> WHAT IS EXPECTED
Look through the material beneath and copy each line with the word "AlertDialog".

> SUPPLIED RECORDS

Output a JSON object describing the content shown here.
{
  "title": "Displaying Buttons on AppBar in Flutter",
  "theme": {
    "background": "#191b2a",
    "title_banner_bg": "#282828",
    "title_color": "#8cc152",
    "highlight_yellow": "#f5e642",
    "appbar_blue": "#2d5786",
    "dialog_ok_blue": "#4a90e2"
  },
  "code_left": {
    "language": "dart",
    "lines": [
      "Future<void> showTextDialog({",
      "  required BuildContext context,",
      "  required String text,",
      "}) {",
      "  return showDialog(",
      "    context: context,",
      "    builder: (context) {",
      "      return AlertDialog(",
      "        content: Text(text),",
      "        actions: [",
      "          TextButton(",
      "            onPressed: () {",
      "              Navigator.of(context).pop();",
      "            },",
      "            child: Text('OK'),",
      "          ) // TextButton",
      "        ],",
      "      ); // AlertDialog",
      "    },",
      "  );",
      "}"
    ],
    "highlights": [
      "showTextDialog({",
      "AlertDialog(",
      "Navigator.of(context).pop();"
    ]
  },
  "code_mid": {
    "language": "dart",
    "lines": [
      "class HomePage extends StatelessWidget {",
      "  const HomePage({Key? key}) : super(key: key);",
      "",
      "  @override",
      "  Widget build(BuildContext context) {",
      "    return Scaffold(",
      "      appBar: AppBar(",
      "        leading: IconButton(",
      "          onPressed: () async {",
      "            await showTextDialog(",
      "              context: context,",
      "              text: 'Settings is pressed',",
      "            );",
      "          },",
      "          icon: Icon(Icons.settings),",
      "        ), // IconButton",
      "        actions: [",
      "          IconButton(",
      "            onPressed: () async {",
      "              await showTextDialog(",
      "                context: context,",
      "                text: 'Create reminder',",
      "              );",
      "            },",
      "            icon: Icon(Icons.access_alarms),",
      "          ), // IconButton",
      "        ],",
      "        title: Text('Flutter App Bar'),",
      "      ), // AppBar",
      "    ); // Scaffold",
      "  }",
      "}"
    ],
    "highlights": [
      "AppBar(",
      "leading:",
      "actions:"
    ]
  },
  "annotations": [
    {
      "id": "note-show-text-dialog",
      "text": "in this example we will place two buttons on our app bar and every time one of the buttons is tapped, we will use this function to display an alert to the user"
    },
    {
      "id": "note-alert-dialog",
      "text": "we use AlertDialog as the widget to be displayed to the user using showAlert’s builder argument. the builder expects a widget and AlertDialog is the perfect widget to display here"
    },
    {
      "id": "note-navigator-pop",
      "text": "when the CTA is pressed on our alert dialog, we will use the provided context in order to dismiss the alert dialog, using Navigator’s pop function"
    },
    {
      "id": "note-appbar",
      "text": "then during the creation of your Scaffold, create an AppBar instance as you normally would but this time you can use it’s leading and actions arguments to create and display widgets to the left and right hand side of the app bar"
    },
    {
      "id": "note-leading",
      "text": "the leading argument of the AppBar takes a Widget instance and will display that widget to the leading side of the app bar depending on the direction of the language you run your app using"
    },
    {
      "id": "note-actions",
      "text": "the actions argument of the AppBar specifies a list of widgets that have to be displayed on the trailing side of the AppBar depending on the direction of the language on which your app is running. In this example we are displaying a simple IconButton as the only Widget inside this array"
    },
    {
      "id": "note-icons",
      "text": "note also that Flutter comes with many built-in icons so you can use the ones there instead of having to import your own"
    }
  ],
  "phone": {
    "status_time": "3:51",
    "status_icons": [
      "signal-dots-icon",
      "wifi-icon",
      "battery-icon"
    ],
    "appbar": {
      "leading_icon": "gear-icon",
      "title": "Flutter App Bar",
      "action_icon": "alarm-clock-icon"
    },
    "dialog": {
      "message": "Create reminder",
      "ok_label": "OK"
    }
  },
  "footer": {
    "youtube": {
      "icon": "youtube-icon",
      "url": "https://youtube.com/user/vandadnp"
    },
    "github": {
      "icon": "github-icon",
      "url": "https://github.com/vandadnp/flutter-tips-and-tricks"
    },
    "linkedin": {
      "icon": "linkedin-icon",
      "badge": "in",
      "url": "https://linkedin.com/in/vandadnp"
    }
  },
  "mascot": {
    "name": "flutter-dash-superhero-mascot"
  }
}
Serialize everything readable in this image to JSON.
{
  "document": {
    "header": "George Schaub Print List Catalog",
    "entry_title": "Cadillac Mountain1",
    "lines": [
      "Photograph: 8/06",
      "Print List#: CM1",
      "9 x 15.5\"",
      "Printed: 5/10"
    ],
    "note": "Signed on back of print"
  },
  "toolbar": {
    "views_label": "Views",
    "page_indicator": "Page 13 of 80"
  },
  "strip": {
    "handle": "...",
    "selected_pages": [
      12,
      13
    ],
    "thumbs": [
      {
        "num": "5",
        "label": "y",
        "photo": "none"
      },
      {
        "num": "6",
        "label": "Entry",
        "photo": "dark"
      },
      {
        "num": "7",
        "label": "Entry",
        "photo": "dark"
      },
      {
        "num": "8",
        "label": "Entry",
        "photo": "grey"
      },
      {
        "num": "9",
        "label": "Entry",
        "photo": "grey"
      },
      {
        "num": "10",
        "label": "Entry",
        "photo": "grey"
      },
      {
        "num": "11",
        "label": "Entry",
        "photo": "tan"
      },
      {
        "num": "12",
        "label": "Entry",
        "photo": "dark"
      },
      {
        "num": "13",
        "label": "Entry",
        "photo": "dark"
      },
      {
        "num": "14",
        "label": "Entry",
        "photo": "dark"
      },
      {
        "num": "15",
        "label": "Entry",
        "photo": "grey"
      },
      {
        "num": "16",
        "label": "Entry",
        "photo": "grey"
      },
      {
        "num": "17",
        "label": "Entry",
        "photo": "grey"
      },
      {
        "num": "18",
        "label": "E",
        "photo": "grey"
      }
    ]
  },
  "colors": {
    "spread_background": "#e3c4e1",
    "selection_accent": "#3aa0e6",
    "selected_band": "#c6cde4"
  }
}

> COMPLETED TASK
      "      return AlertDialog(",
      "      ); // AlertDialog",
      "AlertDialog(",
      "text": "we use AlertDialog as the widget to be displayed to the user using showAlert’s builder argument. the builder expects a widget and AlertDialog is the perfect widget to display here"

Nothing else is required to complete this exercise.